(Data shown)

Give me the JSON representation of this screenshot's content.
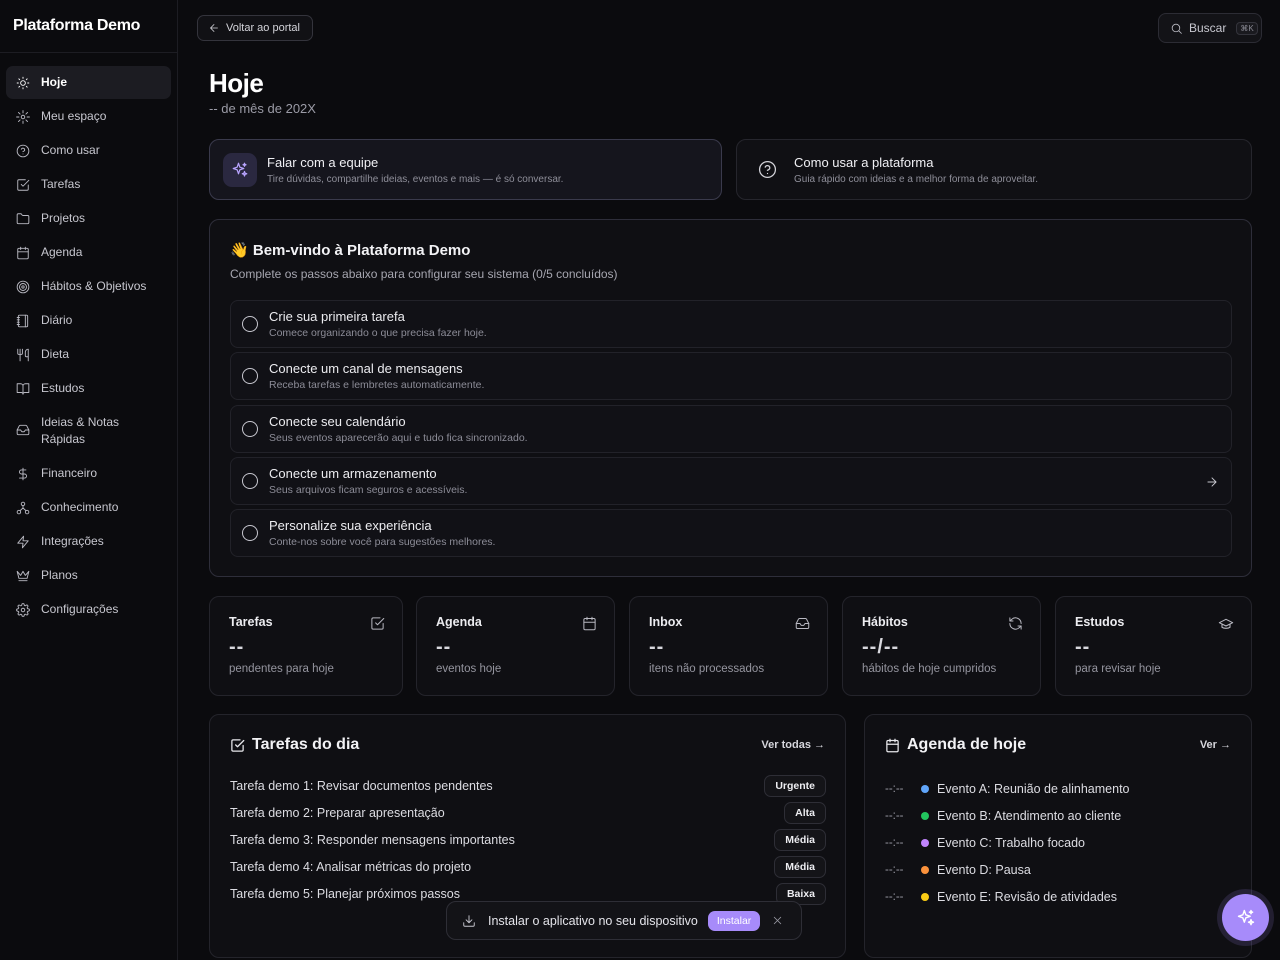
{
  "app": {
    "brand": "Plataforma Demo"
  },
  "colors": {
    "accent": "#a78bfa",
    "background": "#0b0b0e"
  },
  "sidebar": {
    "items": [
      {
        "label": "Hoje",
        "icon": "sun-icon",
        "active": true
      },
      {
        "label": "Meu espaço",
        "icon": "gear-icon"
      },
      {
        "label": "Como usar",
        "icon": "help-circle-icon"
      },
      {
        "label": "Tarefas",
        "icon": "checkbox-icon"
      },
      {
        "label": "Projetos",
        "icon": "folder-icon"
      },
      {
        "label": "Agenda",
        "icon": "calendar-icon"
      },
      {
        "label": "Hábitos & Objetivos",
        "icon": "target-icon"
      },
      {
        "label": "Diário",
        "icon": "notebook-icon"
      },
      {
        "label": "Dieta",
        "icon": "utensils-icon"
      },
      {
        "label": "Estudos",
        "icon": "book-open-icon"
      },
      {
        "label": "Ideias & Notas Rápidas",
        "icon": "inbox-icon"
      },
      {
        "label": "Financeiro",
        "icon": "dollar-icon"
      },
      {
        "label": "Conhecimento",
        "icon": "network-icon"
      },
      {
        "label": "Integrações",
        "icon": "bolt-icon"
      },
      {
        "label": "Planos",
        "icon": "crown-icon"
      },
      {
        "label": "Configurações",
        "icon": "settings-icon"
      }
    ]
  },
  "topbar": {
    "back_label": "Voltar ao portal",
    "search_label": "Buscar",
    "search_shortcut": "⌘K"
  },
  "header": {
    "title": "Hoje",
    "date": "-- de mês de 202X"
  },
  "quick_cards": [
    {
      "title": "Falar com a equipe",
      "subtitle": "Tire dúvidas, compartilhe ideias, eventos e mais — é só conversar."
    },
    {
      "title": "Como usar a plataforma",
      "subtitle": "Guia rápido com ideias e a melhor forma de aproveitar."
    }
  ],
  "welcome": {
    "emoji": "👋",
    "title": "Bem-vindo à Plataforma Demo",
    "subtitle": "Complete os passos abaixo para configurar seu sistema (0/5 concluídos)",
    "steps": [
      {
        "title": "Crie sua primeira tarefa",
        "subtitle": "Comece organizando o que precisa fazer hoje."
      },
      {
        "title": "Conecte um canal de mensagens",
        "subtitle": "Receba tarefas e lembretes automaticamente."
      },
      {
        "title": "Conecte seu calendário",
        "subtitle": "Seus eventos aparecerão aqui e tudo fica sincronizado."
      },
      {
        "title": "Conecte um armazenamento",
        "subtitle": "Seus arquivos ficam seguros e acessíveis."
      },
      {
        "title": "Personalize sua experiência",
        "subtitle": "Conte-nos sobre você para sugestões melhores."
      }
    ]
  },
  "stats": [
    {
      "title": "Tarefas",
      "value": "--",
      "label": "pendentes para hoje",
      "icon": "checkbox-icon"
    },
    {
      "title": "Agenda",
      "value": "--",
      "label": "eventos hoje",
      "icon": "calendar-icon"
    },
    {
      "title": "Inbox",
      "value": "--",
      "label": "itens não processados",
      "icon": "inbox-icon"
    },
    {
      "title": "Hábitos",
      "value": "--/--",
      "label": "hábitos de hoje cumpridos",
      "icon": "refresh-icon"
    },
    {
      "title": "Estudos",
      "value": "--",
      "label": "para revisar hoje",
      "icon": "graduation-cap-icon"
    }
  ],
  "tasks_panel": {
    "title": "Tarefas do dia",
    "link": "Ver todas →",
    "tasks": [
      {
        "name": "Tarefa demo 1: Revisar documentos pendentes",
        "priority": "Urgente"
      },
      {
        "name": "Tarefa demo 2: Preparar apresentação",
        "priority": "Alta"
      },
      {
        "name": "Tarefa demo 3: Responder mensagens importantes",
        "priority": "Média"
      },
      {
        "name": "Tarefa demo 4: Analisar métricas do projeto",
        "priority": "Média"
      },
      {
        "name": "Tarefa demo 5: Planejar próximos passos",
        "priority": "Baixa"
      }
    ]
  },
  "agenda_panel": {
    "title": "Agenda de hoje",
    "link": "Ver →",
    "events": [
      {
        "time": "--:--",
        "name": "Evento A: Reunião de alinhamento",
        "color": "#60a5fa"
      },
      {
        "time": "--:--",
        "name": "Evento B: Atendimento ao cliente",
        "color": "#22c55e"
      },
      {
        "time": "--:--",
        "name": "Evento C: Trabalho focado",
        "color": "#c084fc"
      },
      {
        "time": "--:--",
        "name": "Evento D: Pausa",
        "color": "#fb923c"
      },
      {
        "time": "--:--",
        "name": "Evento E: Revisão de atividades",
        "color": "#facc15"
      }
    ]
  },
  "install_toast": {
    "message": "Instalar o aplicativo no seu dispositivo",
    "button": "Instalar"
  }
}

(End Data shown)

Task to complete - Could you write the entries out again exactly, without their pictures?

Exercise answer -
Give me the JSON representation of this screenshot's content.
{
  "app": {
    "brand": "Plataforma Demo"
  },
  "colors": {
    "accent": "#a78bfa",
    "background": "#0b0b0e"
  },
  "sidebar": {
    "items": [
      {
        "label": "Hoje",
        "icon": "sun-icon",
        "active": true
      },
      {
        "label": "Meu espaço",
        "icon": "gear-icon"
      },
      {
        "label": "Como usar",
        "icon": "help-circle-icon"
      },
      {
        "label": "Tarefas",
        "icon": "checkbox-icon"
      },
      {
        "label": "Projetos",
        "icon": "folder-icon"
      },
      {
        "label": "Agenda",
        "icon": "calendar-icon"
      },
      {
        "label": "Hábitos & Objetivos",
        "icon": "target-icon"
      },
      {
        "label": "Diário",
        "icon": "notebook-icon"
      },
      {
        "label": "Dieta",
        "icon": "utensils-icon"
      },
      {
        "label": "Estudos",
        "icon": "book-open-icon"
      },
      {
        "label": "Ideias & Notas Rápidas",
        "icon": "inbox-icon"
      },
      {
        "label": "Financeiro",
        "icon": "dollar-icon"
      },
      {
        "label": "Conhecimento",
        "icon": "network-icon"
      },
      {
        "label": "Integrações",
        "icon": "bolt-icon"
      },
      {
        "label": "Planos",
        "icon": "crown-icon"
      },
      {
        "label": "Configurações",
        "icon": "settings-icon"
      }
    ]
  },
  "topbar": {
    "back_label": "Voltar ao portal",
    "search_label": "Buscar",
    "search_shortcut": "⌘K"
  },
  "header": {
    "title": "Hoje",
    "date": "-- de mês de 202X"
  },
  "quick_cards": [
    {
      "title": "Falar com a equipe",
      "subtitle": "Tire dúvidas, compartilhe ideias, eventos e mais — é só conversar."
    },
    {
      "title": "Como usar a plataforma",
      "subtitle": "Guia rápido com ideias e a melhor forma de aproveitar."
    }
  ],
  "welcome": {
    "emoji": "👋",
    "title": "Bem-vindo à Plataforma Demo",
    "subtitle": "Complete os passos abaixo para configurar seu sistema (0/5 concluídos)",
    "steps": [
      {
        "title": "Crie sua primeira tarefa",
        "subtitle": "Comece organizando o que precisa fazer hoje."
      },
      {
        "title": "Conecte um canal de mensagens",
        "subtitle": "Receba tarefas e lembretes automaticamente."
      },
      {
        "title": "Conecte seu calendário",
        "subtitle": "Seus eventos aparecerão aqui e tudo fica sincronizado."
      },
      {
        "title": "Conecte um armazenamento",
        "subtitle": "Seus arquivos ficam seguros e acessíveis."
      },
      {
        "title": "Personalize sua experiência",
        "subtitle": "Conte-nos sobre você para sugestões melhores."
      }
    ]
  },
  "stats": [
    {
      "title": "Tarefas",
      "value": "--",
      "label": "pendentes para hoje",
      "icon": "checkbox-icon"
    },
    {
      "title": "Agenda",
      "value": "--",
      "label": "eventos hoje",
      "icon": "calendar-icon"
    },
    {
      "title": "Inbox",
      "value": "--",
      "label": "itens não processados",
      "icon": "inbox-icon"
    },
    {
      "title": "Hábitos",
      "value": "--/--",
      "label": "hábitos de hoje cumpridos",
      "icon": "refresh-icon"
    },
    {
      "title": "Estudos",
      "value": "--",
      "label": "para revisar hoje",
      "icon": "graduation-cap-icon"
    }
  ],
  "tasks_panel": {
    "title": "Tarefas do dia",
    "link": "Ver todas →",
    "tasks": [
      {
        "name": "Tarefa demo 1: Revisar documentos pendentes",
        "priority": "Urgente"
      },
      {
        "name": "Tarefa demo 2: Preparar apresentação",
        "priority": "Alta"
      },
      {
        "name": "Tarefa demo 3: Responder mensagens importantes",
        "priority": "Média"
      },
      {
        "name": "Tarefa demo 4: Analisar métricas do projeto",
        "priority": "Média"
      },
      {
        "name": "Tarefa demo 5: Planejar próximos passos",
        "priority": "Baixa"
      }
    ]
  },
  "agenda_panel": {
    "title": "Agenda de hoje",
    "link": "Ver →",
    "events": [
      {
        "time": "--:--",
        "name": "Evento A: Reunião de alinhamento",
        "color": "#60a5fa"
      },
      {
        "time": "--:--",
        "name": "Evento B: Atendimento ao cliente",
        "color": "#22c55e"
      },
      {
        "time": "--:--",
        "name": "Evento C: Trabalho focado",
        "color": "#c084fc"
      },
      {
        "time": "--:--",
        "name": "Evento D: Pausa",
        "color": "#fb923c"
      },
      {
        "time": "--:--",
        "name": "Evento E: Revisão de atividades",
        "color": "#facc15"
      }
    ]
  },
  "install_toast": {
    "message": "Instalar o aplicativo no seu dispositivo",
    "button": "Instalar"
  }
}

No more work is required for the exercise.